Yet it boasts an incredible and historic facility valued at well north
of $2 million. The church I have attended for ten years is in a
similar situation, with an annual budget well south of $500,000 and an
ornate building over a hundred years old.
It is easy to wonder what a business-focused non-profit or a Christian
church are doing focusing so much mental and fiscal resources on such
non-essential things as building maintenance and janitorial services
and roof repairs. Indeed, I would encourage start-up non-profits and
churches to avoid making huge investments in buildings, because all
too quickly your mission can be decided on by your building instead of
the other way around.
However, if you do have a great facility, as these two organizations
do, you might as well make the most of it. And while we can
quantifiably see the cost of upkeeping a big and old building, we can
also tangibly reap the benefits of having space. The non-profit, for
example, hosts events of all types and sizes, creating a buzz about
its work that far exceeds any marketing efforts we could otherwise
generate. The church also hosts events and is home to two other

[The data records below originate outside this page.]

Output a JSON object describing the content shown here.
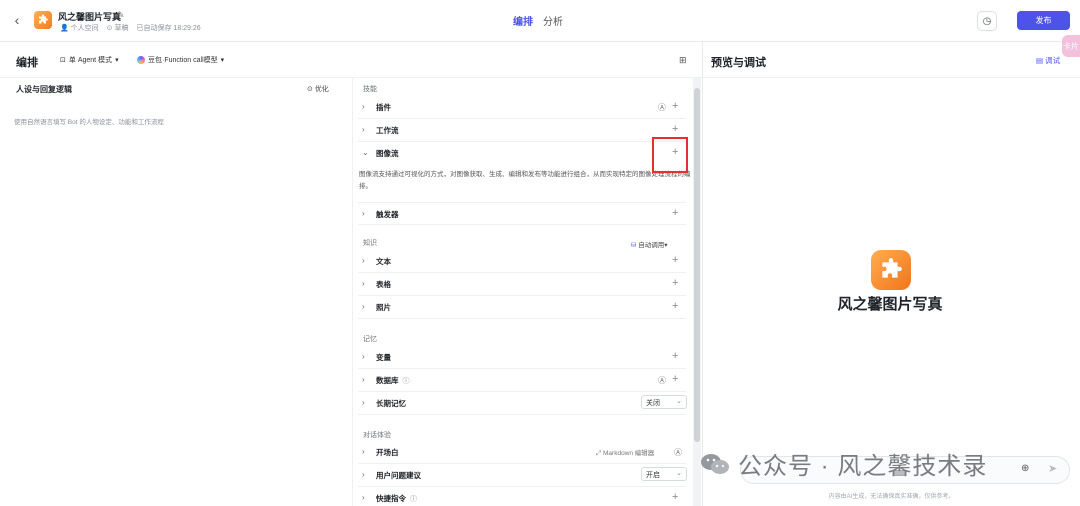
{
  "header": {
    "app_title": "风之馨图片写真",
    "space": "个人空间",
    "status": "草稿",
    "autosave": "已自动保存 18:29:26",
    "tabs": [
      "编排",
      "分析"
    ],
    "publish_label": "发布",
    "side_badge": "卡片"
  },
  "left_header": {
    "title": "编排",
    "agent_mode": "单 Agent 模式",
    "model": "豆包·Function call模型"
  },
  "persona": {
    "title": "人设与回复逻辑",
    "optimize_label": "优化",
    "placeholder": "使用自然语言填写 Bot 的人物设定、功能和工作流程"
  },
  "skills": {
    "section_skills": "技能",
    "plugin": "插件",
    "workflow": "工作流",
    "image_flow": "图像流",
    "image_flow_desc": "图像流支持通过可视化的方式，对图像获取、生成、编辑和发布等功能进行组合，从而实现特定的图像处理流程的编排。",
    "trigger": "触发器",
    "section_knowledge": "知识",
    "auto_call": "自动调用",
    "text": "文本",
    "table": "表格",
    "photo": "照片",
    "section_memory": "记忆",
    "variable": "变量",
    "database": "数据库",
    "long_memory": "长期记忆",
    "long_memory_value": "关闭",
    "section_dialog": "对话体验",
    "opening": "开场白",
    "markdown_editor": "Markdown 编辑器",
    "suggestion": "用户问题建议",
    "suggestion_value": "开启",
    "shortcut": "快捷指令"
  },
  "preview": {
    "title": "预览与调试",
    "debug_label": "调试",
    "bot_name": "风之馨图片写真",
    "footnote": "内容由AI生成，无法确保真实准确，仅供参考。"
  },
  "watermark": "公众号 · 风之馨技术录"
}
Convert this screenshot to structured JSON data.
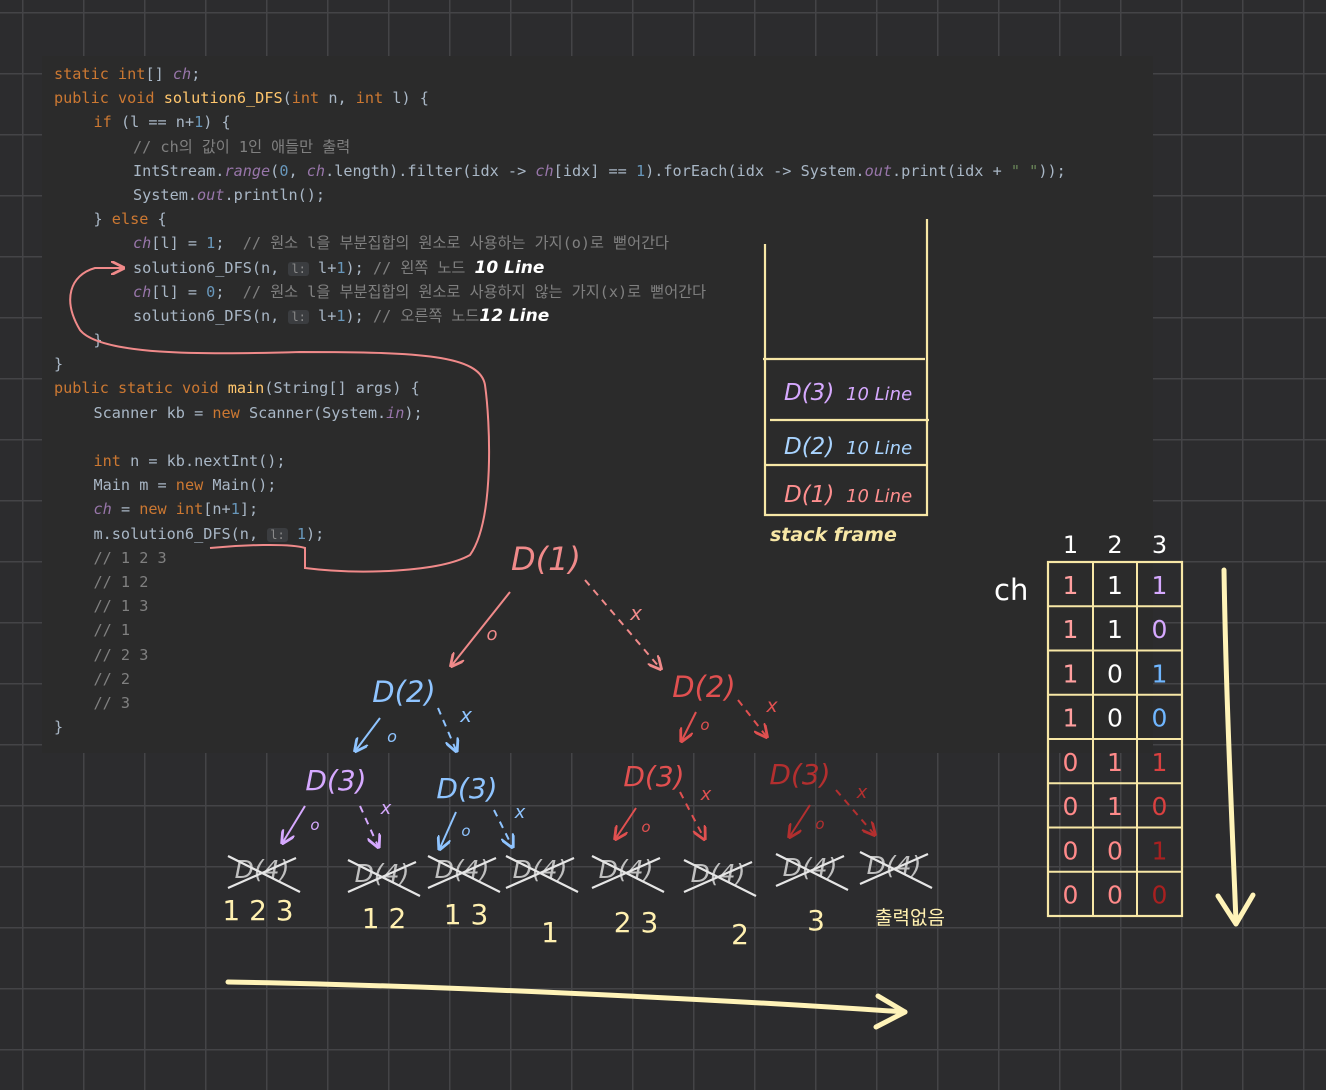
{
  "code": {
    "lines": [
      {
        "indent": 0,
        "parts": [
          {
            "c": "kw",
            "t": "static "
          },
          {
            "c": "kw",
            "t": "int"
          },
          {
            "t": "[] "
          },
          {
            "c": "it",
            "t": "ch"
          },
          {
            "t": ";"
          }
        ]
      },
      {
        "indent": 0,
        "parts": [
          {
            "c": "kw",
            "t": "public void "
          },
          {
            "c": "fn",
            "t": "solution6_DFS"
          },
          {
            "t": "("
          },
          {
            "c": "kw",
            "t": "int "
          },
          {
            "t": "n, "
          },
          {
            "c": "kw",
            "t": "int "
          },
          {
            "t": "l) {"
          }
        ]
      },
      {
        "indent": 1,
        "parts": [
          {
            "c": "kw",
            "t": "if "
          },
          {
            "t": "(l == n+"
          },
          {
            "c": "num",
            "t": "1"
          },
          {
            "t": ") {"
          }
        ]
      },
      {
        "indent": 2,
        "parts": [
          {
            "c": "cm",
            "t": "// ch의 값이 1인 애들만 출력"
          }
        ]
      },
      {
        "indent": 2,
        "parts": [
          {
            "t": "IntStream."
          },
          {
            "c": "it",
            "t": "range"
          },
          {
            "t": "("
          },
          {
            "c": "num",
            "t": "0"
          },
          {
            "t": ", "
          },
          {
            "c": "it",
            "t": "ch"
          },
          {
            "t": ".length).filter(idx -> "
          },
          {
            "c": "it",
            "t": "ch"
          },
          {
            "t": "[idx] == "
          },
          {
            "c": "num",
            "t": "1"
          },
          {
            "t": ").forEach(idx -> System."
          },
          {
            "c": "it",
            "t": "out"
          },
          {
            "t": ".print(idx + "
          },
          {
            "c": "str",
            "t": "\" \""
          },
          {
            "t": "));"
          }
        ]
      },
      {
        "indent": 2,
        "parts": [
          {
            "t": "System."
          },
          {
            "c": "it",
            "t": "out"
          },
          {
            "t": ".println();"
          }
        ]
      },
      {
        "indent": 1,
        "parts": [
          {
            "t": "} "
          },
          {
            "c": "kw",
            "t": "else "
          },
          {
            "t": "{"
          }
        ]
      },
      {
        "indent": 2,
        "parts": [
          {
            "c": "it",
            "t": "ch"
          },
          {
            "t": "[l] = "
          },
          {
            "c": "num",
            "t": "1"
          },
          {
            "t": ";  "
          },
          {
            "c": "cm",
            "t": "// 원소 l을 부분집합의 원소로 사용하는 가지(o)로 뻗어간다"
          }
        ]
      },
      {
        "indent": 2,
        "parts": [
          {
            "t": "solution6_DFS(n, "
          },
          {
            "c": "hint",
            "t": "l:"
          },
          {
            "t": " l+"
          },
          {
            "c": "num",
            "t": "1"
          },
          {
            "t": "); "
          },
          {
            "c": "cm",
            "t": "// 왼쪽 노드 "
          },
          {
            "c": "hw",
            "t": "10 Line"
          }
        ]
      },
      {
        "indent": 2,
        "parts": [
          {
            "c": "it",
            "t": "ch"
          },
          {
            "t": "[l] = "
          },
          {
            "c": "num",
            "t": "0"
          },
          {
            "t": ";  "
          },
          {
            "c": "cm",
            "t": "// 원소 l을 부분집합의 원소로 사용하지 않는 가지(x)로 뻗어간다"
          }
        ]
      },
      {
        "indent": 2,
        "parts": [
          {
            "t": "solution6_DFS(n, "
          },
          {
            "c": "hint",
            "t": "l:"
          },
          {
            "t": " l+"
          },
          {
            "c": "num",
            "t": "1"
          },
          {
            "t": "); "
          },
          {
            "c": "cm",
            "t": "// 오른쪽 노드"
          },
          {
            "c": "hw",
            "t": "12 Line"
          }
        ]
      },
      {
        "indent": 1,
        "parts": [
          {
            "t": "}"
          }
        ]
      },
      {
        "indent": 0,
        "parts": [
          {
            "t": "}"
          }
        ]
      },
      {
        "indent": 0,
        "parts": [
          {
            "c": "kw",
            "t": "public static void "
          },
          {
            "c": "fn",
            "t": "main"
          },
          {
            "t": "(String[] args) {"
          }
        ]
      },
      {
        "indent": 1,
        "parts": [
          {
            "t": "Scanner kb = "
          },
          {
            "c": "kw",
            "t": "new "
          },
          {
            "t": "Scanner(System."
          },
          {
            "c": "it",
            "t": "in"
          },
          {
            "t": ");"
          }
        ]
      },
      {
        "indent": 0,
        "parts": []
      },
      {
        "indent": 1,
        "parts": [
          {
            "c": "kw",
            "t": "int "
          },
          {
            "t": "n = kb.nextInt();"
          }
        ]
      },
      {
        "indent": 1,
        "parts": [
          {
            "t": "Main m = "
          },
          {
            "c": "kw",
            "t": "new "
          },
          {
            "t": "Main();"
          }
        ]
      },
      {
        "indent": 1,
        "parts": [
          {
            "c": "it",
            "t": "ch"
          },
          {
            "t": " = "
          },
          {
            "c": "kw",
            "t": "new int"
          },
          {
            "t": "[n+"
          },
          {
            "c": "num",
            "t": "1"
          },
          {
            "t": "];"
          }
        ]
      },
      {
        "indent": 1,
        "parts": [
          {
            "t": "m.solution6_DFS(n, "
          },
          {
            "c": "hint",
            "t": "l:"
          },
          {
            "t": " "
          },
          {
            "c": "num",
            "t": "1"
          },
          {
            "t": ");"
          }
        ]
      },
      {
        "indent": 1,
        "parts": [
          {
            "c": "cm",
            "t": "// 1 2 3"
          }
        ]
      },
      {
        "indent": 1,
        "parts": [
          {
            "c": "cm",
            "t": "// 1 2"
          }
        ]
      },
      {
        "indent": 1,
        "parts": [
          {
            "c": "cm",
            "t": "// 1 3"
          }
        ]
      },
      {
        "indent": 1,
        "parts": [
          {
            "c": "cm",
            "t": "// 1"
          }
        ]
      },
      {
        "indent": 1,
        "parts": [
          {
            "c": "cm",
            "t": "// 2 3"
          }
        ]
      },
      {
        "indent": 1,
        "parts": [
          {
            "c": "cm",
            "t": "// 2"
          }
        ]
      },
      {
        "indent": 1,
        "parts": [
          {
            "c": "cm",
            "t": "// 3"
          }
        ]
      },
      {
        "indent": 0,
        "parts": [
          {
            "t": "}"
          }
        ]
      }
    ]
  },
  "stack": {
    "frames": [
      {
        "label": "D(3)",
        "line": "10 Line",
        "color": "#d6a9ff"
      },
      {
        "label": "D(2)",
        "line": "10 Line",
        "color": "#a9d4ff"
      },
      {
        "label": "D(1)",
        "line": "10 Line",
        "color": "#ff8f8f"
      }
    ],
    "caption": "stack frame"
  },
  "tree": {
    "root": "D(1)",
    "level2": [
      "D(2)",
      "D(2)"
    ],
    "level3": [
      "D(3)",
      "D(3)",
      "D(3)",
      "D(3)"
    ],
    "leaf_label": "D(4)",
    "mark_o": "o",
    "mark_x": "x",
    "results": [
      "1 2 3",
      "1 2",
      "1 3",
      "1",
      "2 3",
      "2",
      "3",
      "출력없음"
    ]
  },
  "table": {
    "row_label": "ch",
    "headers": [
      "1",
      "2",
      "3"
    ],
    "rows": [
      [
        1,
        1,
        1
      ],
      [
        1,
        1,
        0
      ],
      [
        1,
        0,
        1
      ],
      [
        1,
        0,
        0
      ],
      [
        0,
        1,
        1
      ],
      [
        0,
        1,
        0
      ],
      [
        0,
        0,
        1
      ],
      [
        0,
        0,
        0
      ]
    ],
    "cell_colors": [
      [
        "#ff9f9f",
        "#ffffff",
        "#d6a9ff"
      ],
      [
        "#ff9f9f",
        "#ffffff",
        "#d6a9ff"
      ],
      [
        "#ff9f9f",
        "#ffffff",
        "#6fb6ff"
      ],
      [
        "#ff9f9f",
        "#ffffff",
        "#6fb6ff"
      ],
      [
        "#ff8a8a",
        "#ff8a8a",
        "#d94040"
      ],
      [
        "#ff8a8a",
        "#ff8a8a",
        "#d94040"
      ],
      [
        "#ff8a8a",
        "#ff8a8a",
        "#a82020"
      ],
      [
        "#ff8a8a",
        "#ff8a8a",
        "#a82020"
      ]
    ]
  },
  "colors": {
    "frame": "#f7e7a6",
    "arrow_pink": "#f08a8a",
    "purple": "#d6a9ff",
    "blue": "#8fc4ff",
    "red": "#e05050",
    "darkred": "#b32f2f",
    "result": "#fff0b0"
  }
}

congregations, making the physical plant a place of spiritual mingling
and Christian community.
So while we ought not measure the success of our organizations by the
magnificence of our structures - not when far more spiritually vibrant
gatherings in poorer countries meet in shacks - we also ought not
discount too deeply the importance of place in helping our
organizations achieve their missions. Especially when it comes to
bringing people together, there's no substitute for a place that comes
to symbolize more than four walls and a plot of land.